═══ Material to process ═══

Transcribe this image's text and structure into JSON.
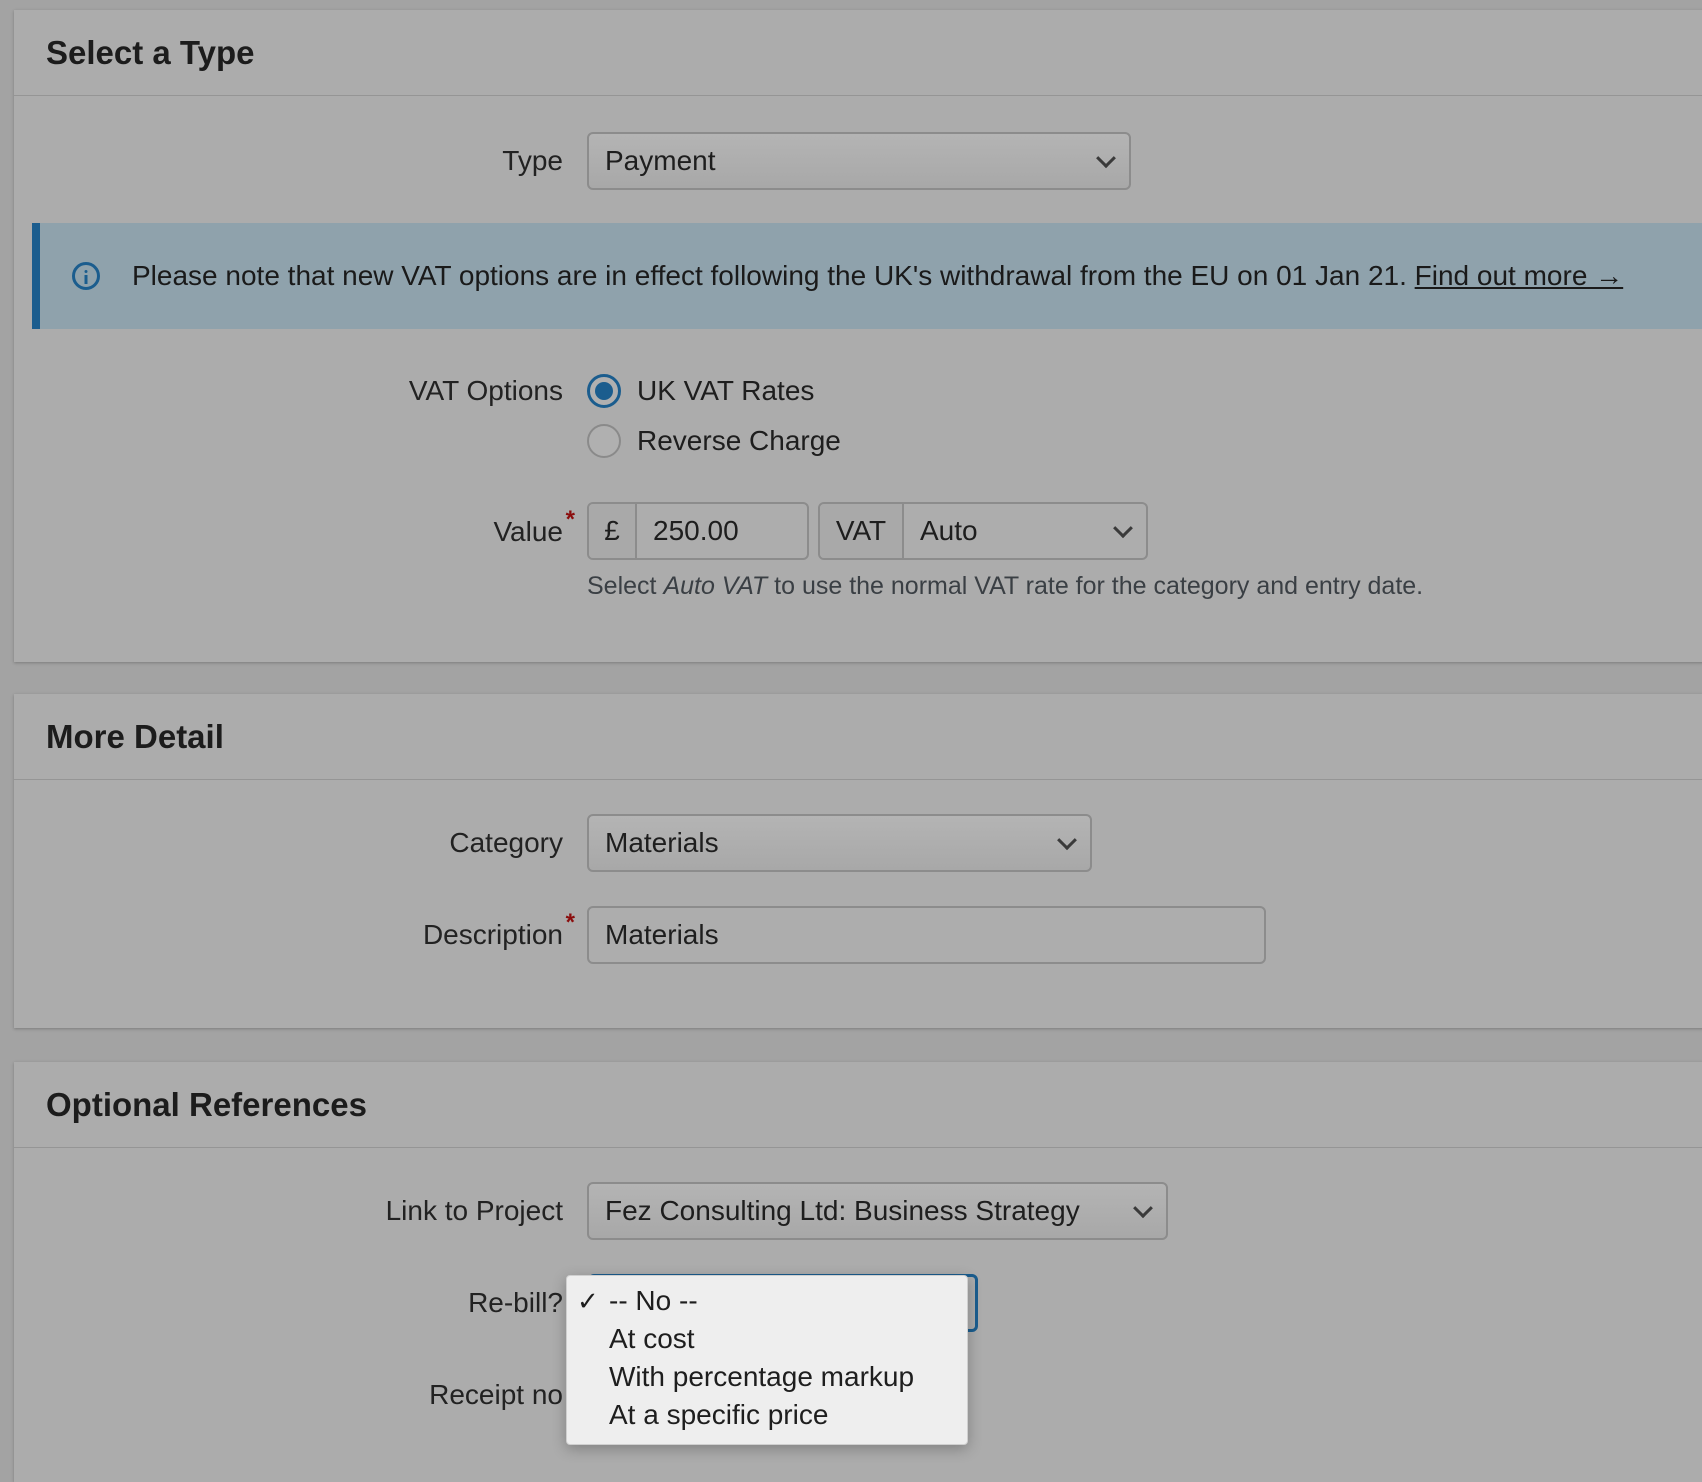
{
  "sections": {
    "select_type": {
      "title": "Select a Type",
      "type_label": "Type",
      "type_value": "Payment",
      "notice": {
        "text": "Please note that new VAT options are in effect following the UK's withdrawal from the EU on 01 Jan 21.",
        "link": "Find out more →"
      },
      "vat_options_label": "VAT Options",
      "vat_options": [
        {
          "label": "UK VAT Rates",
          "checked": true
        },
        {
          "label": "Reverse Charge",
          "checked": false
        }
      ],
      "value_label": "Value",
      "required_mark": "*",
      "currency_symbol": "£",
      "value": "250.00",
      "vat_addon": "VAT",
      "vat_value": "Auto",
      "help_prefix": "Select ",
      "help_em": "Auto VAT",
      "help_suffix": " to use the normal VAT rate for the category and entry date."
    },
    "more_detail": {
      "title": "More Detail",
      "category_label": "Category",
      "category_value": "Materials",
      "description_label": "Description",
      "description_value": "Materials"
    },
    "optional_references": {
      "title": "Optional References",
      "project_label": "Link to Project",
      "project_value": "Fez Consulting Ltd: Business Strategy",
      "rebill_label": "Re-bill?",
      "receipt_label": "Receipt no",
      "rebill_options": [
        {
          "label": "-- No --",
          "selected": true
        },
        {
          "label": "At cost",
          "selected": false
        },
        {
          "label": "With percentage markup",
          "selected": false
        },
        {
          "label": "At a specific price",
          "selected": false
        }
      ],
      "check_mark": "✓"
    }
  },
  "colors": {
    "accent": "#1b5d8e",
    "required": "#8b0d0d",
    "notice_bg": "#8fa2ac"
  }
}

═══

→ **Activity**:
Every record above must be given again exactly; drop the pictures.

→ **Exercise output**:
Transcribe this image's text and structure into JSON.
{
  "sections": {
    "select_type": {
      "title": "Select a Type",
      "type_label": "Type",
      "type_value": "Payment",
      "notice": {
        "text": "Please note that new VAT options are in effect following the UK's withdrawal from the EU on 01 Jan 21.",
        "link": "Find out more →"
      },
      "vat_options_label": "VAT Options",
      "vat_options": [
        {
          "label": "UK VAT Rates",
          "checked": true
        },
        {
          "label": "Reverse Charge",
          "checked": false
        }
      ],
      "value_label": "Value",
      "required_mark": "*",
      "currency_symbol": "£",
      "value": "250.00",
      "vat_addon": "VAT",
      "vat_value": "Auto",
      "help_prefix": "Select ",
      "help_em": "Auto VAT",
      "help_suffix": " to use the normal VAT rate for the category and entry date."
    },
    "more_detail": {
      "title": "More Detail",
      "category_label": "Category",
      "category_value": "Materials",
      "description_label": "Description",
      "description_value": "Materials"
    },
    "optional_references": {
      "title": "Optional References",
      "project_label": "Link to Project",
      "project_value": "Fez Consulting Ltd: Business Strategy",
      "rebill_label": "Re-bill?",
      "receipt_label": "Receipt no",
      "rebill_options": [
        {
          "label": "-- No --",
          "selected": true
        },
        {
          "label": "At cost",
          "selected": false
        },
        {
          "label": "With percentage markup",
          "selected": false
        },
        {
          "label": "At a specific price",
          "selected": false
        }
      ],
      "check_mark": "✓"
    }
  },
  "colors": {
    "accent": "#1b5d8e",
    "required": "#8b0d0d",
    "notice_bg": "#8fa2ac"
  }
}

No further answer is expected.